→ **Brief**
Please restate the records that follow exactly, skipping their images.

→ **Exercise data**
····················
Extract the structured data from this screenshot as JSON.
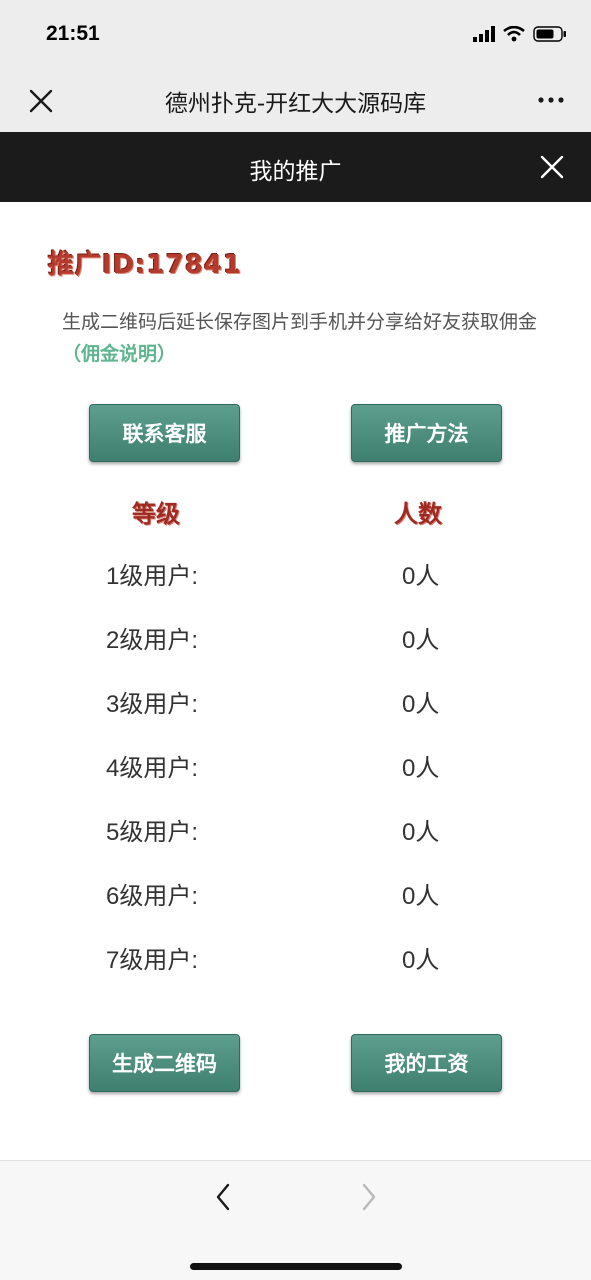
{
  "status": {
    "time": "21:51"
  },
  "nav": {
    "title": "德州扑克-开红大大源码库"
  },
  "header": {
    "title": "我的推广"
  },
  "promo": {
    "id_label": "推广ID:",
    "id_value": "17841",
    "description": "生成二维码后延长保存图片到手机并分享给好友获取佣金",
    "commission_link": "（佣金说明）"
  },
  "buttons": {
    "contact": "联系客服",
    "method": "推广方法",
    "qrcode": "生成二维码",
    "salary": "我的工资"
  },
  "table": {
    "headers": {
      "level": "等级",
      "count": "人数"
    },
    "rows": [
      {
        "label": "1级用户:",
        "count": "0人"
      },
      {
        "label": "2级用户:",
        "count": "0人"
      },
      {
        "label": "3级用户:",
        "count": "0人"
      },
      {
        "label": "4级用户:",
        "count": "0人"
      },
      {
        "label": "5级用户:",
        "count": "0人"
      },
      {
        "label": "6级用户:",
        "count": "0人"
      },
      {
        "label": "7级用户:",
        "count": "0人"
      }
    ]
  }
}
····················
→ **Answer area**
Extract the structured data from this screenshot as JSON.
{
  "status": {
    "time": "21:51"
  },
  "nav": {
    "title": "德州扑克-开红大大源码库"
  },
  "header": {
    "title": "我的推广"
  },
  "promo": {
    "id_label": "推广ID:",
    "id_value": "17841",
    "description": "生成二维码后延长保存图片到手机并分享给好友获取佣金",
    "commission_link": "（佣金说明）"
  },
  "buttons": {
    "contact": "联系客服",
    "method": "推广方法",
    "qrcode": "生成二维码",
    "salary": "我的工资"
  },
  "table": {
    "headers": {
      "level": "等级",
      "count": "人数"
    },
    "rows": [
      {
        "label": "1级用户:",
        "count": "0人"
      },
      {
        "label": "2级用户:",
        "count": "0人"
      },
      {
        "label": "3级用户:",
        "count": "0人"
      },
      {
        "label": "4级用户:",
        "count": "0人"
      },
      {
        "label": "5级用户:",
        "count": "0人"
      },
      {
        "label": "6级用户:",
        "count": "0人"
      },
      {
        "label": "7级用户:",
        "count": "0人"
      }
    ]
  }
}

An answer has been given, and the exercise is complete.